• **Task directions**
After locating the line with "Extract the structured" below, output it and each following line exactly, stopping after the line with "Enumerate this screenshot's". No pictures.

• **Excerpted data**
—————
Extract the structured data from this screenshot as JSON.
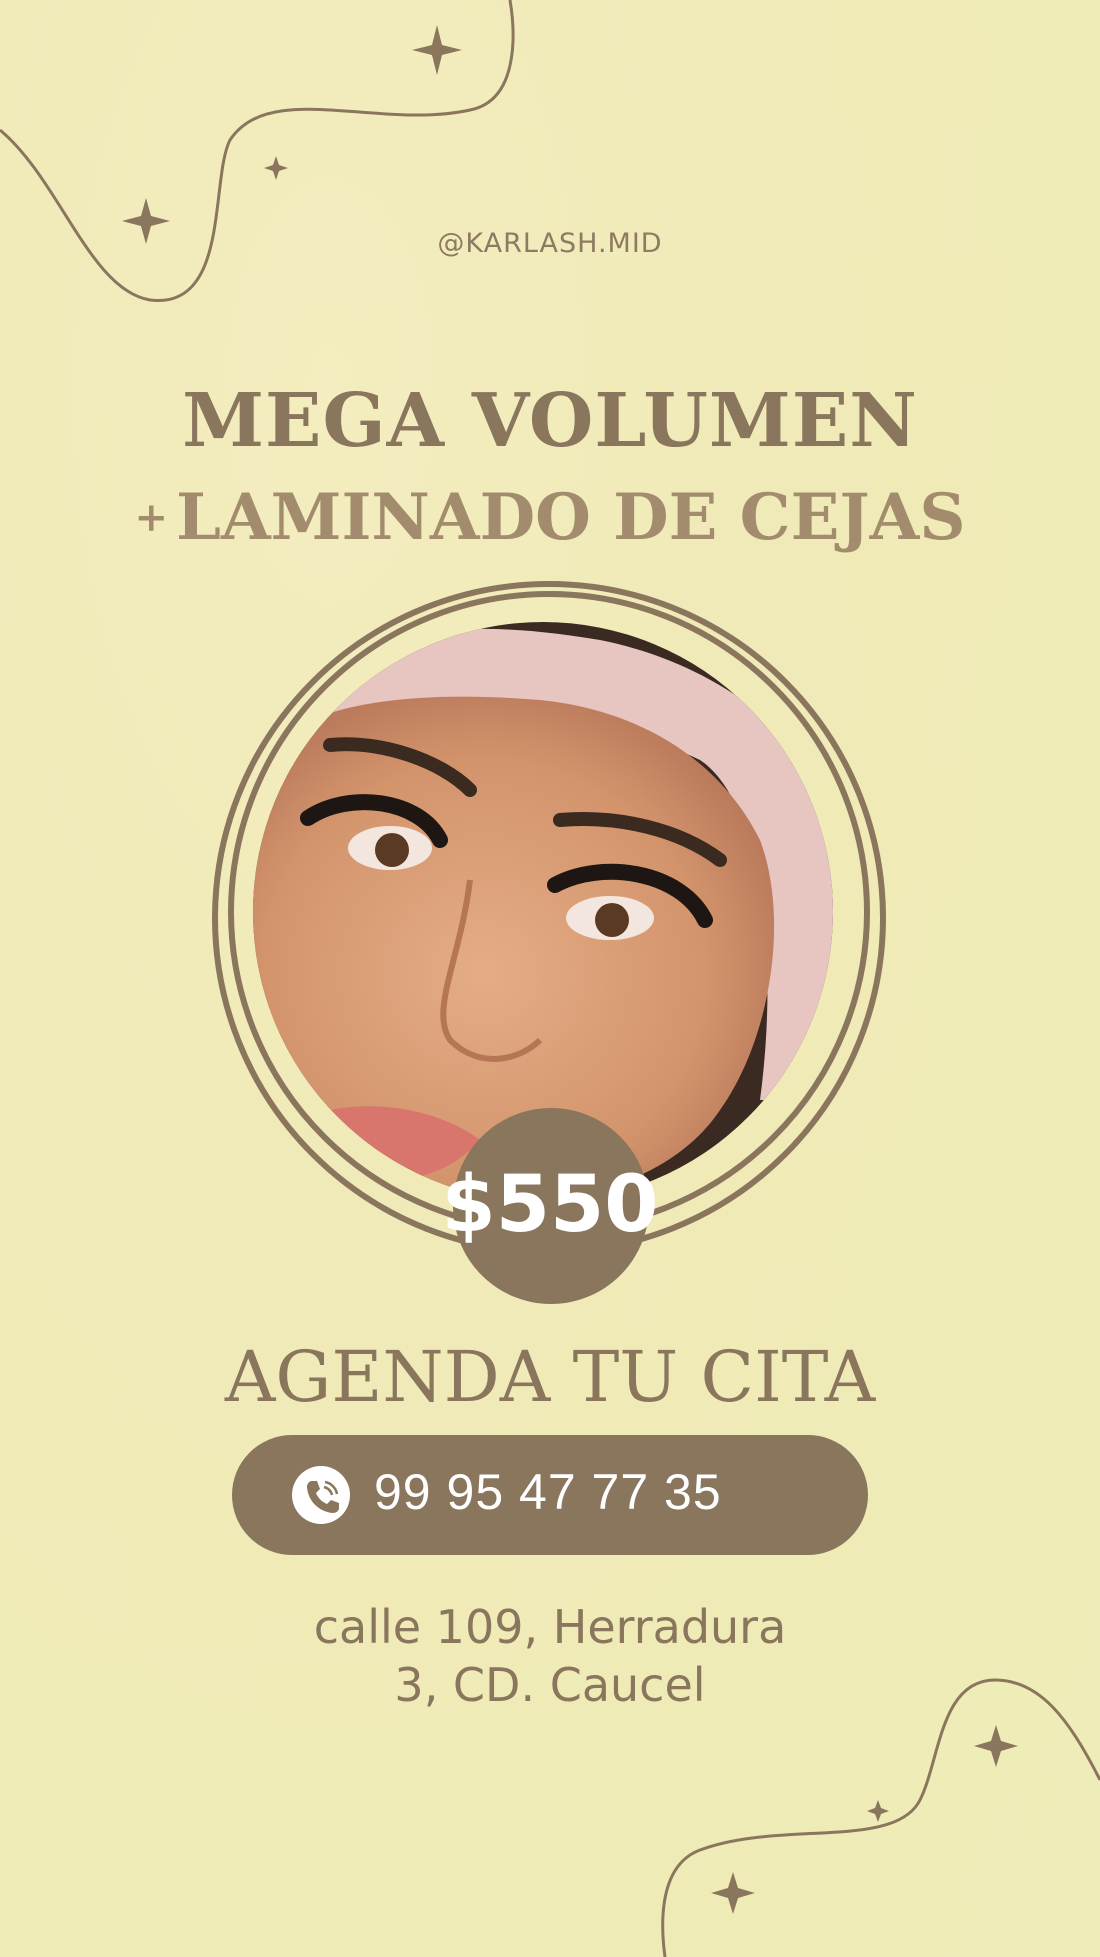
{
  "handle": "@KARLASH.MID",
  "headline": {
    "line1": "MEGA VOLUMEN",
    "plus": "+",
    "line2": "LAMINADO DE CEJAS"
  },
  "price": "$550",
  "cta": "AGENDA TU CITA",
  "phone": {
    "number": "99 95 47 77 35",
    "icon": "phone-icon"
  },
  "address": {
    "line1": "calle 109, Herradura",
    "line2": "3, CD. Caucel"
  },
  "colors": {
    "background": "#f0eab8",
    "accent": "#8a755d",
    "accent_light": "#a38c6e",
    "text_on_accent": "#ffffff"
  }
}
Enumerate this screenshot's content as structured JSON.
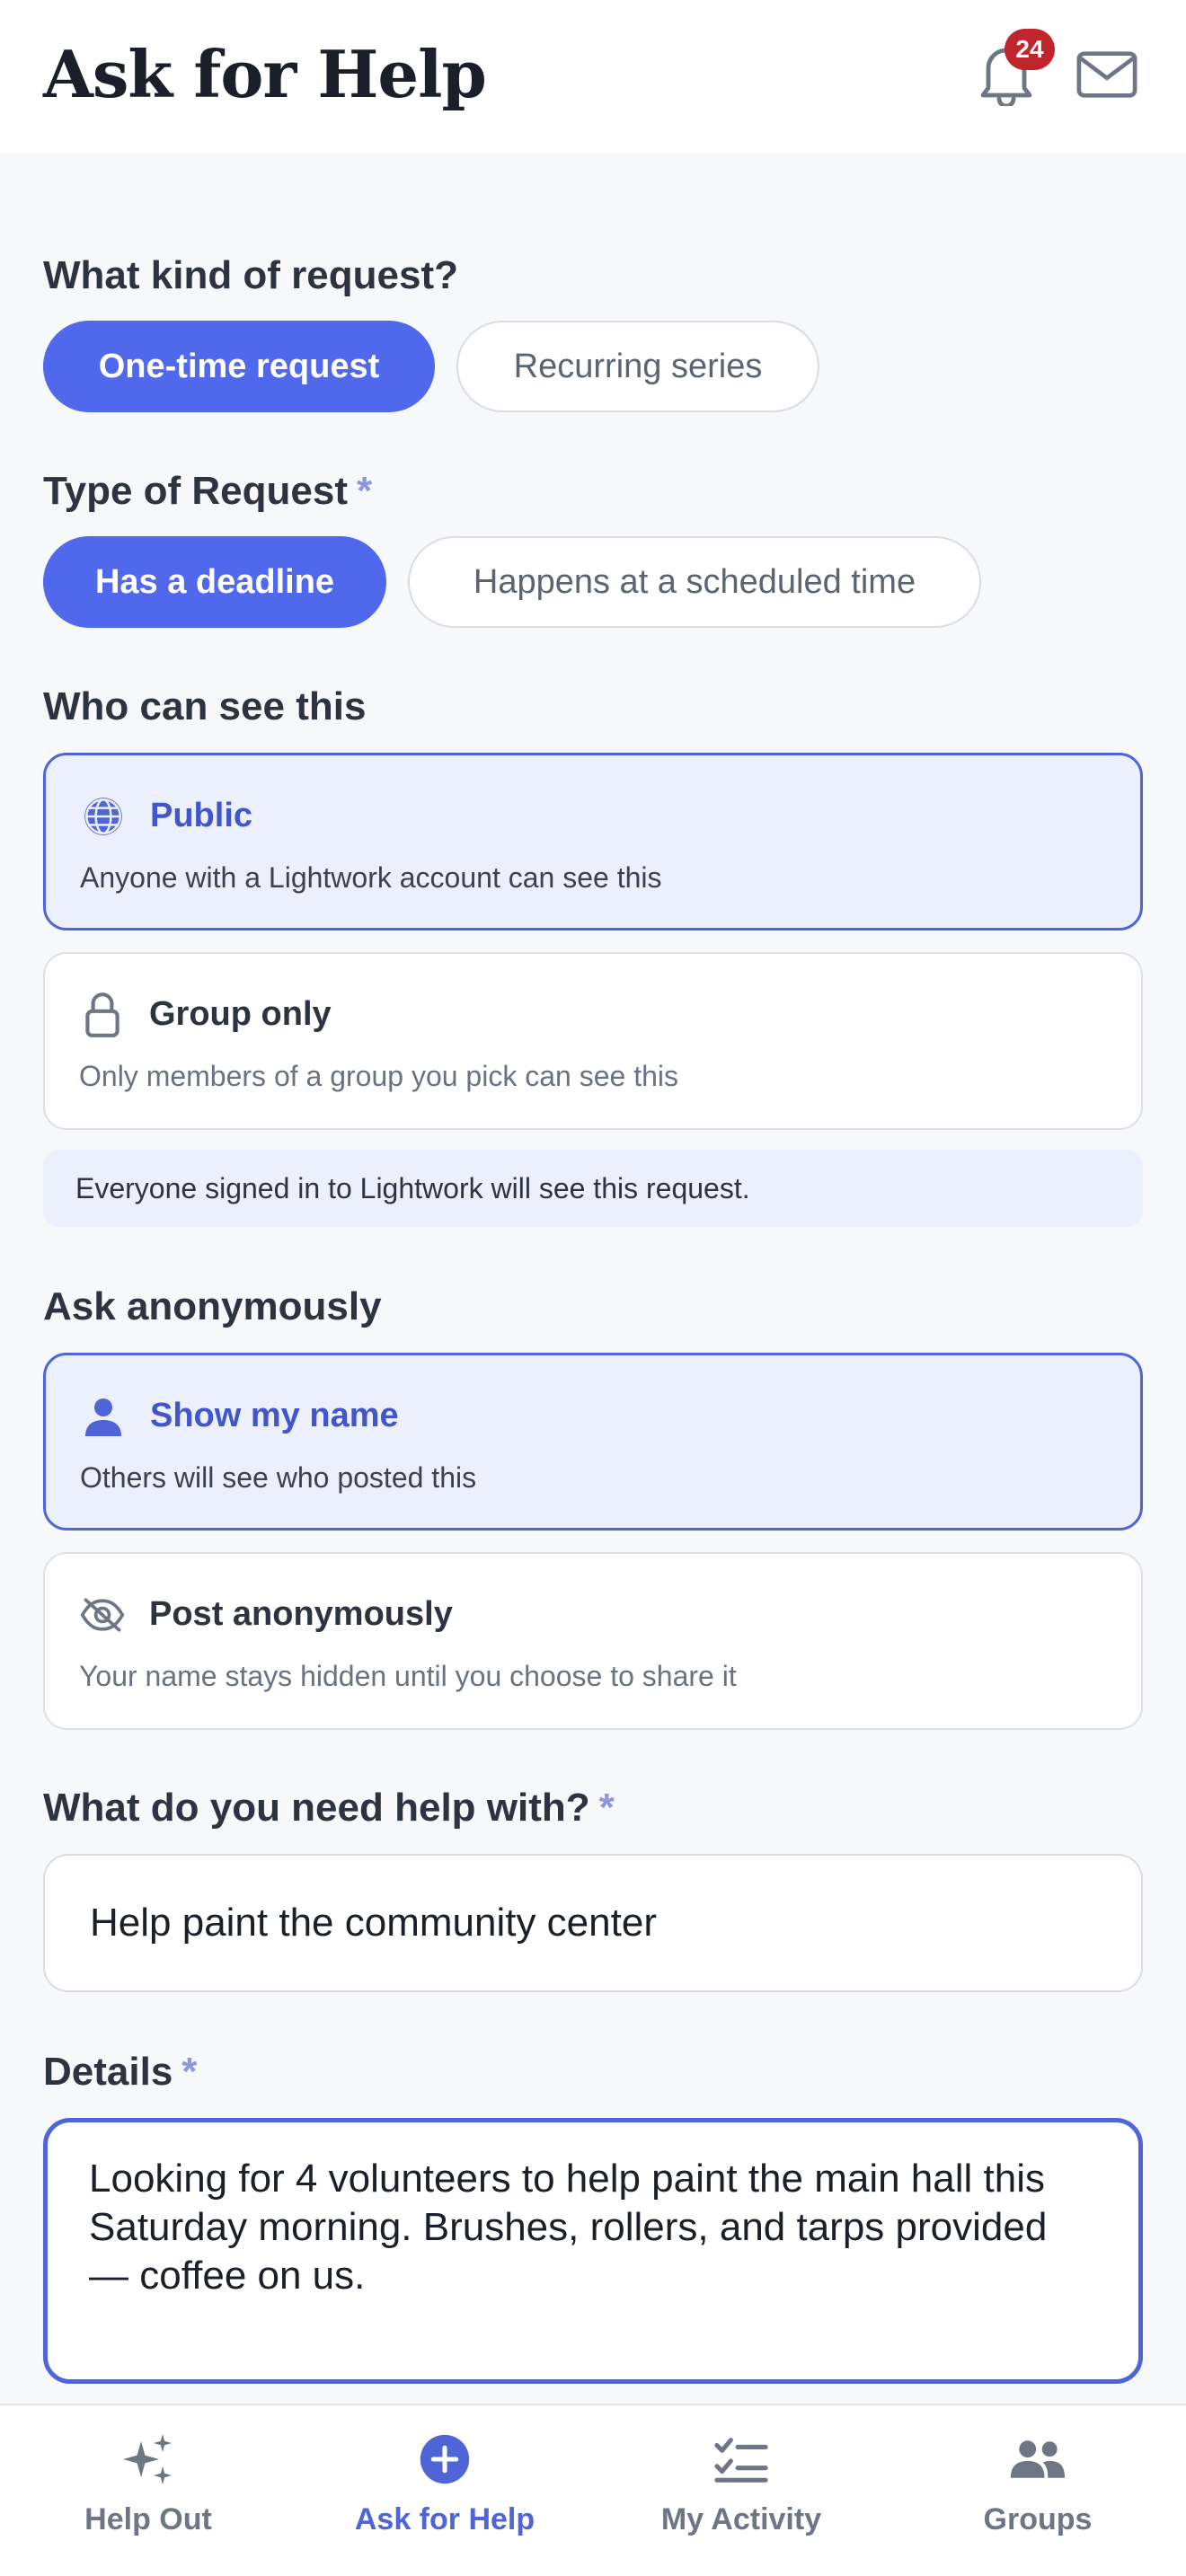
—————
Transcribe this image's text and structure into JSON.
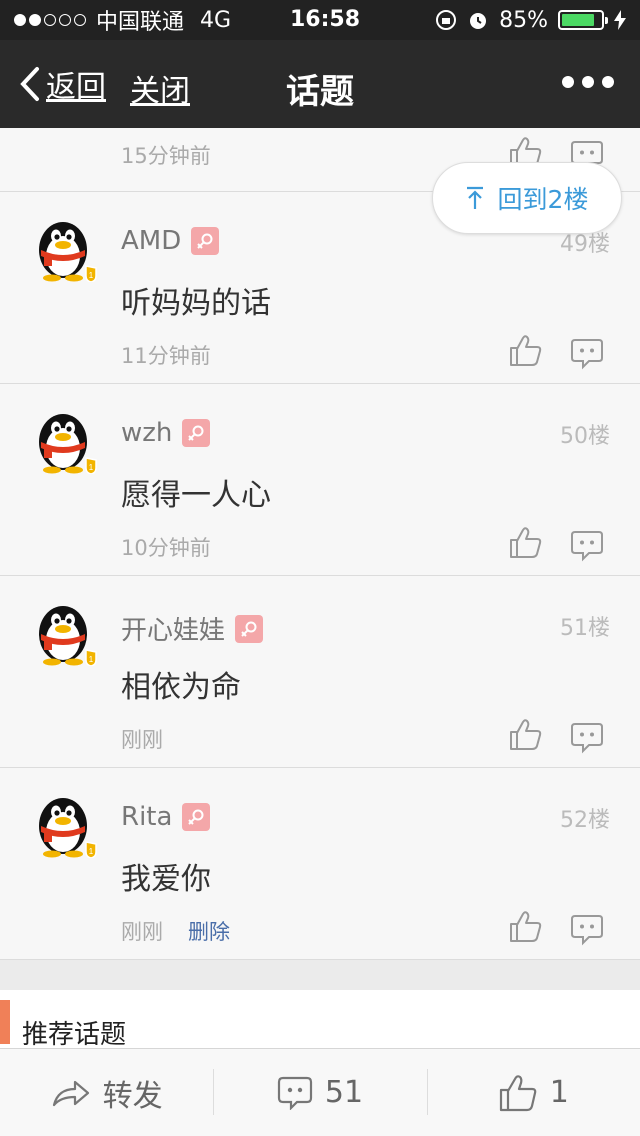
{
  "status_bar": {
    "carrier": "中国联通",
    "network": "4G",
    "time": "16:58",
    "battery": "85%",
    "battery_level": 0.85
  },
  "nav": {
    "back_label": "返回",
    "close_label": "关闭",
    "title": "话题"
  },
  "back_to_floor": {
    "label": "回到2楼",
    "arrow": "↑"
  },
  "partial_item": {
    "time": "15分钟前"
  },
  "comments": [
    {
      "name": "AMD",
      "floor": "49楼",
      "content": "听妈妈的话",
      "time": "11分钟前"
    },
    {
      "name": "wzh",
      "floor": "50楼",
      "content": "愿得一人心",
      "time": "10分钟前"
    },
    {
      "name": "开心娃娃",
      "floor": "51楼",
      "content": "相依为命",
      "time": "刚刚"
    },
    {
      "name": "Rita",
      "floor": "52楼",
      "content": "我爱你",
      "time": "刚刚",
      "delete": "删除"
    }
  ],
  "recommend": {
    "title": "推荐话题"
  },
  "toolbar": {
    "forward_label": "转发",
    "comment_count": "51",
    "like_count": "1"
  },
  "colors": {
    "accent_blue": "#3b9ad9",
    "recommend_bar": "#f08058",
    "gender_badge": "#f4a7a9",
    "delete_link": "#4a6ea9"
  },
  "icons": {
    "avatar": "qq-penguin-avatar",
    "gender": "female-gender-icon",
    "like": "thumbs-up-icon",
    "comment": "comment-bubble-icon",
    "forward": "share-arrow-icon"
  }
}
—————
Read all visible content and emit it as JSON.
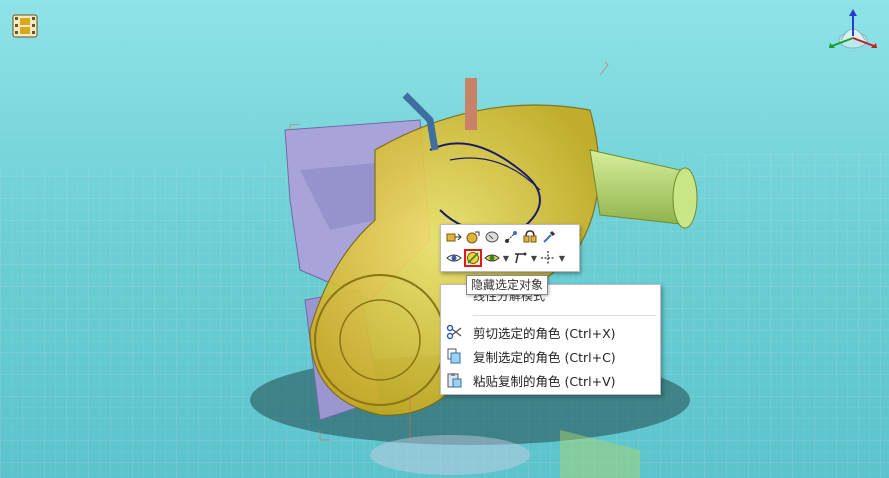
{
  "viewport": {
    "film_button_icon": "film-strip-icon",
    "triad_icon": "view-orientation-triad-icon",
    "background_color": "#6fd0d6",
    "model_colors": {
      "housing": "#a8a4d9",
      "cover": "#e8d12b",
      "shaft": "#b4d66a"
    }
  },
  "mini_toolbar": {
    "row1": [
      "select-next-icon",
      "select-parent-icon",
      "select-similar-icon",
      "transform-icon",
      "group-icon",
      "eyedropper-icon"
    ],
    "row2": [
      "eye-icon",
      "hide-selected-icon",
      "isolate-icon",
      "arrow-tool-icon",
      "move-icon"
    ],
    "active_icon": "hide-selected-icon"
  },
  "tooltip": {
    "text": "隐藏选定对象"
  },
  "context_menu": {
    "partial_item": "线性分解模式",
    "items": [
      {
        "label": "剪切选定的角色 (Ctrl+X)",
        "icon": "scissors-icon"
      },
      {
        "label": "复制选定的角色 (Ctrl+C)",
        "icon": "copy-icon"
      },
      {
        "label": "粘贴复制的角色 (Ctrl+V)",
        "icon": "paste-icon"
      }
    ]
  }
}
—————
• **Answer**
Extract the structured data from this screenshot as JSON.
{
  "handle": "@KARLASH.MID",
  "headline": {
    "line1": "MEGA VOLUMEN",
    "plus": "+",
    "line2": "LAMINADO DE CEJAS"
  },
  "price": "$550",
  "cta": "AGENDA TU CITA",
  "phone": {
    "number": "99 95 47 77 35",
    "icon": "phone-icon"
  },
  "address": {
    "line1": "calle 109, Herradura",
    "line2": "3, CD. Caucel"
  },
  "colors": {
    "background": "#f0eab8",
    "accent": "#8a755d",
    "accent_light": "#a38c6e",
    "text_on_accent": "#ffffff"
  }
}
Enumerate this screenshot's content as structured JSON.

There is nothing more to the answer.